Although it can be challenging to keep up with the many characters who provide their version of Addison's story, Griffin effectively negotiates their different voices.
The symptoms of Addison's disease appear gradually but become increasingly obvious over a period of several weeks or months.
The justices ruled unanimously that they were satisfied that Wolford has had no conversations with prosecutors handling Addison's appeal and has been blocked from computer access to files on the case.
Addison's actions were very costly to the credit union, and financial institution regulators have a responsibility to hold accountable those parties-institutions or individuals-when they undermine safety and soundness," NCUA Board Chairman Debbie Matz said.

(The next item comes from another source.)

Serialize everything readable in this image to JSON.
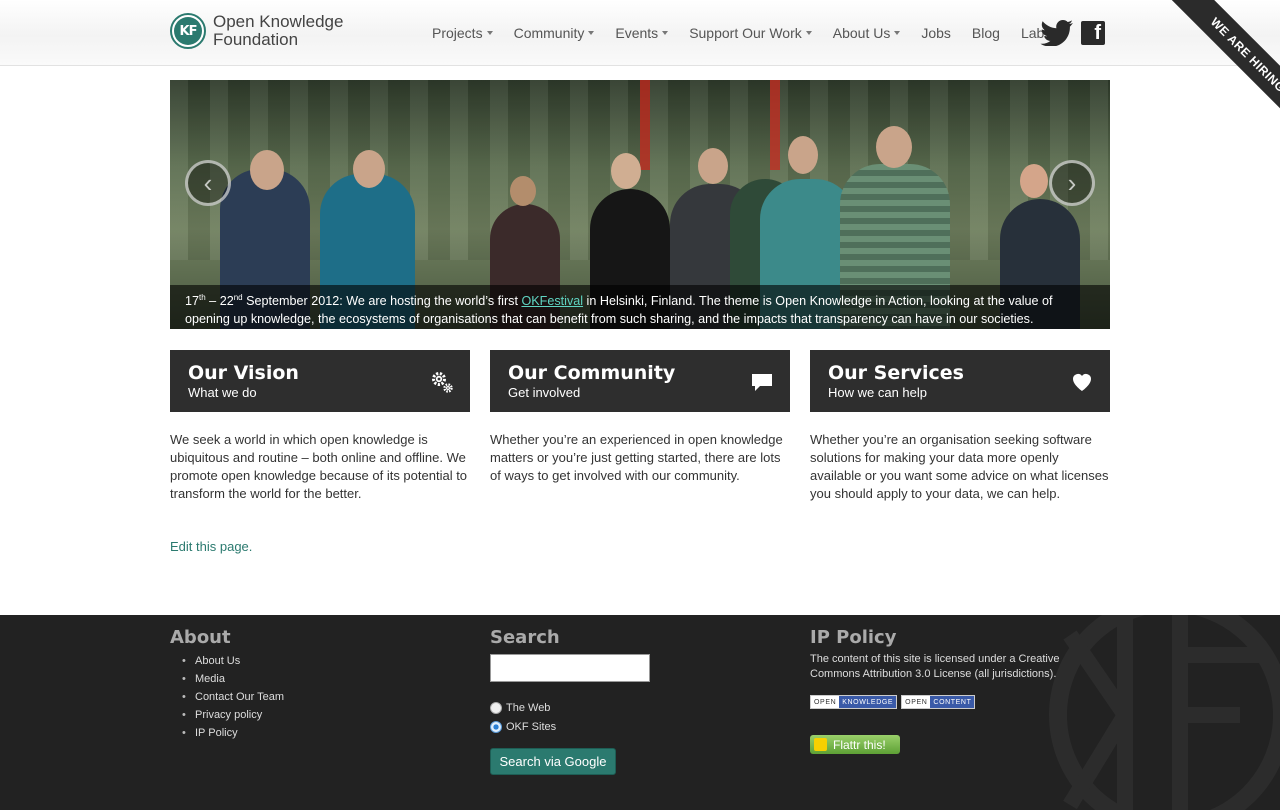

Addison's disease, named for the 19th century physician who defined this adrenal gland dysfunction, is also known as hypoadrenocorticism or adrenal insufficiency.
Writing in clear and lively prose, telling a few new stories, citing some primary sources, and using surprising secondary sources and cartoons available on the Internet, Addison offers three brief chapters on young Winston, 1874-1901; "The Renegade, 1901-1911"; and the "Lilliput Napoleon, 1911-1915." In two longer chapters, Addison judiciously recounts "The Winstonburg Line, 1915-1924" and "Respectability Won and Lost, 1924-1939." Addison's longest chapter is on World War II, "The Making of a Hero, 1939-1945," which is followed by a short chapter, "Climbing Olympus, 1945-1965."
Addison's business is involved in teaching building skills to ex-offenders and he has been awarded a contract to provide training inside prisons.
JOSEPH ADDISON'S Cato: A Tragedy (1713) captured the imagination of Revolutionary Whigs in colonial North America in much the way that Uncle Tom's Cabin (1852) would shape the understanding of a later generation of Yankees.